Lucky readers, Shipra is the first to answer the call for writers at da-AL’s blog. Will you be next?
Asiatic Society of Bombay is one of the oldest public libraries in the city. By A.Savin (Wikimedia Commons · WikiPhotoSpace) – Own work, FAL, https://commons.wikimedia.org/w/index.php?curid=48099093
In Shipra’s words…
A library is a place where you can either clear your head or fill it.
My first was our big motley collection of books at home: encyclopedias, religious books, management books, chemistry and botany books from my parents’ college days, child psychology, self-help, maternity, cookery, fiction, autobiography, and even a Hindi song book.
Internet wasn’t a household thing, so I flipped through glossy encyclopedia pages for pictures. The first books I read were Ruskin Bond novels for children, and comics.
When my mom would leave for her office, I rummaged through her books, clothes, cosmetics and even office papers. In Reader’s Digest I came across the word, ‘naked.’ English is our second language. When I asked her what naked meant, she was shocked. I didn’t see Reader’s Digest again, and was instructed to only read books from a particular shelf.
The Chicken Soup for Soul series for kids and teenagers remains close to my heart. Although those stories were contributed by young children, their wisdom and maturity is something I find missing even in elderly people.
The next library was more of a rental shop with no place to sit. The owner suggested a Mills and Boons title featuring a couple in an embrace sure to get me into trouble at home. He pointed Paulo Coelho’s “The Alchemist,” which I loved. Next I got Coelho’s, “Veronica Decides to Die,” but my daddy made me return.
Library visits stopped when I readied for college entrance tests. After tenth grade, I made new friends. The boys’ biology book explained human reproduction. Feeling like rebels, we visited the college library to read it!
In college, I ordered books online. My favorite was Khaled Hosseini’s “The Kite Runner.”
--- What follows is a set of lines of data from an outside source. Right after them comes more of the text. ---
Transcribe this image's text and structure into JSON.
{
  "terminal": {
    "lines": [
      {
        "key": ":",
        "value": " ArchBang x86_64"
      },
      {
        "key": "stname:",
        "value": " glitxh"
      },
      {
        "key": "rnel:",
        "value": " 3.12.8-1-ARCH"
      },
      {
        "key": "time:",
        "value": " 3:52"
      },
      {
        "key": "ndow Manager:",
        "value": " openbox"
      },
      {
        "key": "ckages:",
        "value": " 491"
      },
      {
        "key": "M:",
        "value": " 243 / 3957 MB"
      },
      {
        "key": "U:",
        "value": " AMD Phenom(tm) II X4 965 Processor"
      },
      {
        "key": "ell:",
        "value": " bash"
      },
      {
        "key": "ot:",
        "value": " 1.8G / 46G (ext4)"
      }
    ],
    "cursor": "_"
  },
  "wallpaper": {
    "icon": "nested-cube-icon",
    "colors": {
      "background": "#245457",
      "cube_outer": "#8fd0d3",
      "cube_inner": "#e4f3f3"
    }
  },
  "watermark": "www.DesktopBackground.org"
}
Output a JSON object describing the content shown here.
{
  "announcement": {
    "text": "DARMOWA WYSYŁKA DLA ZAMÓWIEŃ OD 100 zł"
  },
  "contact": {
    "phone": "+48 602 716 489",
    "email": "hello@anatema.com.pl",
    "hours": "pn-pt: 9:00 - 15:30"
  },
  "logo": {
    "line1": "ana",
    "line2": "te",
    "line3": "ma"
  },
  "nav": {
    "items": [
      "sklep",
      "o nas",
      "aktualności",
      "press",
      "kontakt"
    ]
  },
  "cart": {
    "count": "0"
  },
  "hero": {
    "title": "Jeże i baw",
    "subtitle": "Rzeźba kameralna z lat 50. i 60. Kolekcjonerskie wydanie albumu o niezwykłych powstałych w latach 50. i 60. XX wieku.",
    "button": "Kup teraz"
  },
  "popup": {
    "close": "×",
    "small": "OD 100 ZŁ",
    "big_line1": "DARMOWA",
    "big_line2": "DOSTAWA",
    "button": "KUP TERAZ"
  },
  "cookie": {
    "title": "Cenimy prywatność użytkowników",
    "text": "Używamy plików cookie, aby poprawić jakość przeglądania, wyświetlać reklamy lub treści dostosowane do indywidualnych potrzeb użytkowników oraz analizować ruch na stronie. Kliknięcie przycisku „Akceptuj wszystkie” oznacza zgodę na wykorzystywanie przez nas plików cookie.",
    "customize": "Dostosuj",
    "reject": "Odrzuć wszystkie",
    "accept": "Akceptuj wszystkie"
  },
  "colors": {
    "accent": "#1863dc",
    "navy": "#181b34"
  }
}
My next library was during my final college year. It was huge, two floors of thousands of books. I had had my heart broken. My scores at an all time low, I resolved to channel my energy into studies. I was doggedly studying when, upon seeing a guy, I felt a flutter in my stomach. He was very tall, broad shouldered, muscular, with a movie hero face. I figured he was a library as well as a gym regular. Those days, I looked like the back of a truck, so I acted invisible, staring at guys longer than polite.
That week I visited the library only to see him. One day, while I stole glances at him, he sat behind me. He asked me about myself. I inquired about him. Fidgety, I blurted that I knew he from his book selection that he was in electronics and telecom.
We became good friends – bummer! – I got friend-zoned! We’re still friends, and say Hi to each other annually.
At my MBA college’s library I mostly read National Geographic.
Libraries have old world charm, each with an aura that rubs off on patrons. They’re treasures that shape communities, sanctuaries of silence and knowledge. Near extinct, they must be preserved. The joy of holding a book, turning pages, bookmarking them and seeing them yellow, is as priceless as having a friend you grew up with.